    whether you find it through the World Wide Web or through the library? 2. How might evaluating information for a college-level research paper be different than for your every-day information needs? How might it be similar? 3. What are some criteria you should use when you’re evaluating information sources to use for your project?
  14. 18.

    Evaluation Criteria - CRAAP • Currency - Timeliness of the

    information • Relevance – Importance of info. for your needs *** Including appropriate level of info*** • Authority – Source & expertise • Accuracy – Reliability, truthfulness, and correctness • Purpose – Reason the information exists Remember: Not just one criteria, but a balance of all!
  15. 20.

    Basics of Good Searching A more targeted question What are

    the key technology trends that have impacted patient care in the last five years?

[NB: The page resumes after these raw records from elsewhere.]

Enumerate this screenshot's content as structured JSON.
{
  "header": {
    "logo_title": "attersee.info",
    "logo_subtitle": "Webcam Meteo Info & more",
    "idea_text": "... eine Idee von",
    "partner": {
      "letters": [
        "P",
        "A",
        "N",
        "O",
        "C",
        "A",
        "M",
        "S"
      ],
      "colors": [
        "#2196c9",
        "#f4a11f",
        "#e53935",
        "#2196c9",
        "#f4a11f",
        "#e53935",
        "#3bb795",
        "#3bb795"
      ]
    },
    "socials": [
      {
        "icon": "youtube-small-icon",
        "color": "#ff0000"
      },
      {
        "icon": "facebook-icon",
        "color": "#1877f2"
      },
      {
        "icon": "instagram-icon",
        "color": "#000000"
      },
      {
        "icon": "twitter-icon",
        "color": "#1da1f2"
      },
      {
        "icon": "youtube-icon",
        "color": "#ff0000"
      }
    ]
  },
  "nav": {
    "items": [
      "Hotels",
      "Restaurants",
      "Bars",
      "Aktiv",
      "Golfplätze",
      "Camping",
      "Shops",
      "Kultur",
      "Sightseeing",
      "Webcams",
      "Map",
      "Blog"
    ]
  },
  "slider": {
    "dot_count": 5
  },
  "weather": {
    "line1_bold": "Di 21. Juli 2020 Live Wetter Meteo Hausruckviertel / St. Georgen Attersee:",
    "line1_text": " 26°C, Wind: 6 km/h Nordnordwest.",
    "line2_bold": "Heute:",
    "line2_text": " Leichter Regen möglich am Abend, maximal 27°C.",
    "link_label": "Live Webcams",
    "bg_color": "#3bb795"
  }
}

Breakdown your topic or research question into the “main ideas” A general topic…. Technology in medicine
  16. 21.

    Your Turn • Write your topic in the first box

    on your worksheet • Identify at least one other main concept or facet of your topic that you’d like to find information about. • Write your general topic and the at least one other main concept on the lines in the second box on your worksheet.
  17. 22.

    Think it… but don’t search it • Effect/Affect • Impact

    • Change • Influence • Advance/Improve • Help/Aid • Cause • Pro/Con • Benefit • Importance
  18. 23.

    Basics of Good Searching Brainstorm synonyms or related terms for

    teach “main idea”: Concept 1: Medicine Doctors Nurses Hospitals Patients Health Concept 2: Technology Electronic records Surgery robots Automation
  19. 24.

    Your Turn • In the third group of boxes on

    your worksheet, list additional key terms (synonyms) you might be able to use in your search • What other words can you use to describe each main concept?
  20. 25.

    Basics of Good Searching Use “connectors” to build your search

    * / AND / OR / “ “ MAIN CONCEPTS Internet browser AND Security SYNONYMS Security OR Privacy
  21. 26.

    Basics of Good Searching Use “connectors” to build your search

    * / AND / O R / “ “ SIMPLE SEARCH – Combine main concepts with AND, synonyms with OR: medicine AND technology AND “patient care”
  22. 27.

    How do I find the information I need? Image: Lori

    Greig, “crossroads,” via Flickr, CC BY-NC-ND 2.0
  23. 28.

    Cook Library’s “Guide to the Web” We’ve done some of

    the internet searching work for you! http://cooklibrary.towson.edu/ “Research” → “Guide to the Web”
  24. 30.

    OneSearch to Rule them all… Cook OneSearch • Search more*

    of the Library's resources at once. • Find books, articles, media, government information, and other library resources all in one place. • Search what Towson owns as well as resources at other USMAI Libraries. *but not ALL!!
  25. 31.

    Assignment: Finding & Evaluating Sources • Finish your worksheets: ▫

    Topic development and keyword searching ▫ Use the library’s resources to find a source relevant to your research topic and evaluate using the CRAAP Test ▫ Due Monday, March 24th – upload to Blackboard